With the inning finally over and the fans reminded that the Phillies are actually allowed to bat as well, John Gibbons, channeling Bedazzled Elizabeth Hurley, acceded to our collective wish to see Sergio Santos used not just in save situations, and brought him out to pitch the 8th. Up by 10. To Santos's credit, he was focused despite the leverage index being but a rounding error from 0, and put away the Phillies hitters in order.
In what should have been an uneventful, six up six down 8th, after Francisco popped out to 2B and a Rasmus Krasmus, this happened with Tolleson at the plate, courtesy of stolarz88 and Tony Gwynn Jr.:
Tolleson didn't end up scoring, but really, just look at that route.
As mentioned, a perfect Chad Jenkins 9th later and the Jays were back to .500, still tied with the Sox and 1.5 GB of both the Yankees and the O's, and still(!) the only AL East team with a positive run differential.
Every Jays starter reached base safely, and all had at least one hit except for Reyes (2 BB) and Melky (dropped 3rd strike), while Tolleson, Encarnacion, and Kratz notched three, two, and two respectively.

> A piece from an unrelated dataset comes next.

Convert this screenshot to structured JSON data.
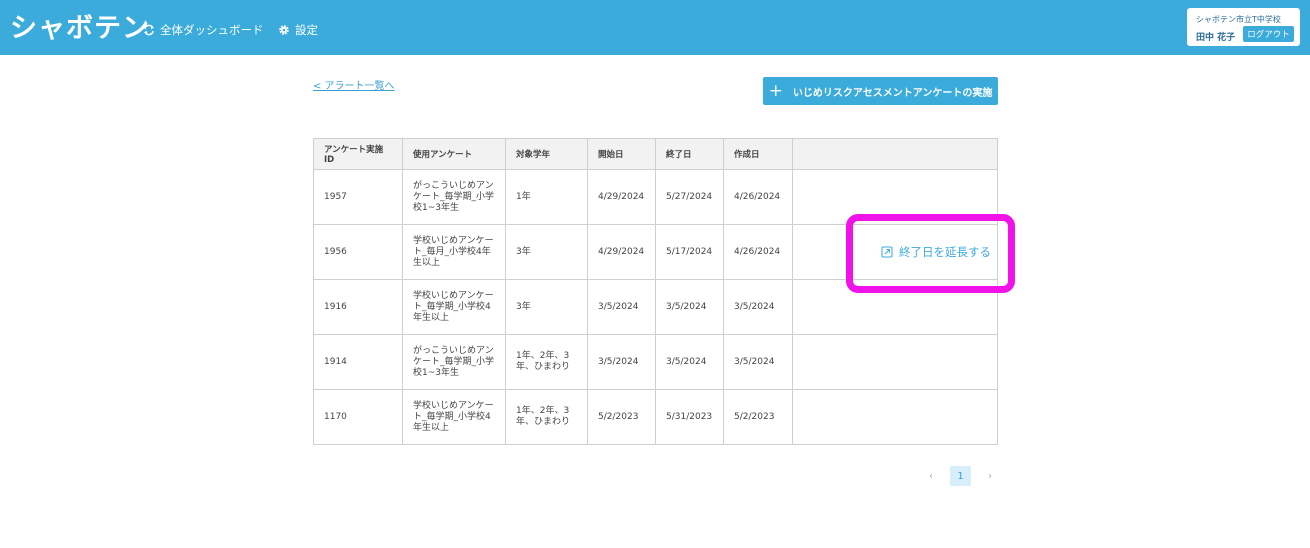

Mark Buehrle is the only Jay of the Day, at +.472, and Melky was the closest to a Suckage at -.075. The Jays had their second consecutive positive StrikeTracker day, with 1.22 strikes gained pitching and 2.54 gained batting, for a net of +3.76 and bringing the season total to -77.15.
Toronto goes for the second mini-sweep at 7:07p to
morrowday, as former Jay and current J A.J. Burnett takes on R.A. Dickey. The loser has to take a letter from the winner's name and become RAJ, the Ned Yost of GMs.